Everybody wants to know how many people attend your congregation, don’t they?
- “So, what are you running these days?”
- “How has Covid affected your attendance?”
- “What does your year-to-year look like?”
We love answering those questions when the church is doing well numerically. But when it’s not . . . ?
The constant expectations can become so demoralizing that many pastors simply avoid occasions when those questions are likely to be asked.
Unfortunately, those events are also where we go for help. So a lot of us have become experts at waving the questions off, or changing the subject. But there’s one time we can’t ignore it.
If you’re in a denomination, you probably have to file an annual (or quarterly, or monthly) report that includes attendance figures. This is a constant source of stress for most of the pastors who have to do this. So what’s the answer?
The Law Of Large Numbers
It’s about The Law of Large Numbers, which is a huge subject that I have addressed in many conferences and in articles like Church Attendance And The Law Of Large Numbers, and in my book, Small Church Essentials.
Basically, it comes down to this: the larger the group (like an entire denomination) the more helpful statistics are, since even small percentage shifts can give us important information. But in smaller groups (like small churches), numerical statistics are less helpful.Give your denomination the best, most accurate report you can, then let it go. While those numbers are helpful to the large group, they don't mean nearly as much in the average church context. Click To Tweet
So, give your denomination the best, most accurate report you can, then let it go.
How To Approach The Stats
I used to resent denominational requests for numbers. But I’m fine with it now because The Law Of Large Numbers has helped me appreciate how valuable statistics are for denominations as they attempt to understand trends, track growth, and make plans for the future.
But we must take into account that the helpfulness of statistics keeps dropping as the group gets smaller. This is a fundamental rule of statistical analysis.
With that in mind, I want to address two groups of people:
First, if you’re in denominational leadership, I understand your need for accurate numbers. But I ask that you recognize the stress this places on many, maybe most of the pastors under your care. Please find ways to help them through this without making demands on people who are already feeling an extreme amount of pressure.If you’re in denominational leadership, I understand your need for accurate numbers. But I ask that you recognize the stress this places on many, maybe most of the pastors under your care. Click To Tweet
Second, if you’re a small church leader, make sure to send those numbers in as accurately as possible. Yes, it’s frustrating when things are static or in decline, but if our denominations don’t hear from us they won’t have an accurate picture of what’s really going on, and that makes it much harder for them to be there for us.
Many denominational leaders have a skewed idea of the size of the churches in their care. I can’t tell you how many times they’ve told me they thought their average church size was one thing, only to discover it was something else (always smaller) after crunching the data.
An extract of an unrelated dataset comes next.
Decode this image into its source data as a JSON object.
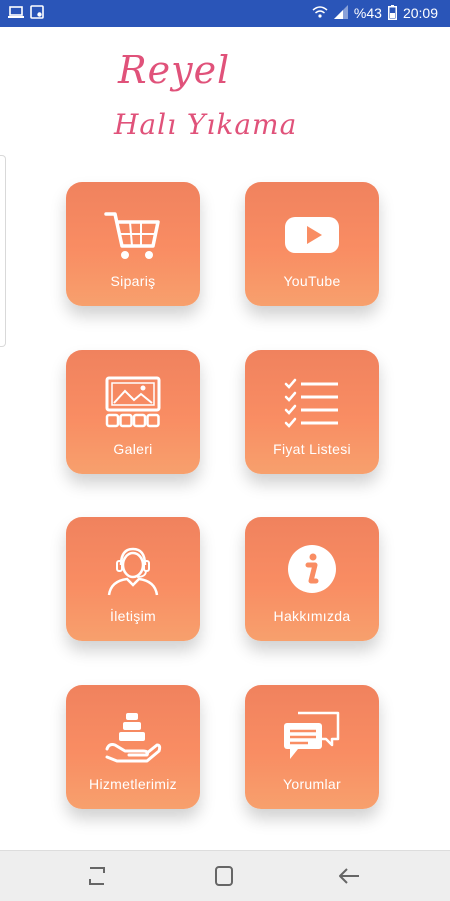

Some of this is because of the Halo Effect on the part of the churches doing self-reporting (the tendency to think we have higher attendance because we love the church so much). Some of it is because they’re not hearing from many of their smaller congregations at all.
They can’t help us if they don’t hear from us – accurately.
Use Numbers To Inform Us, Not Define Us
They inform us.
And the bigger the group, the more helpful the information is.
But they never define us.
So, let’s the use the numbers when and where they matter. Then let them go.
Meanwhile, stay faithful, worship Jesus, and minister to our congregations, no matter how many – or how few – they may be.
(For a follow-up, check out Can We Celebrate Church Success Stories Without Using Numbers? Please?)
(Photo by Ryoji Iwata | Unsplash)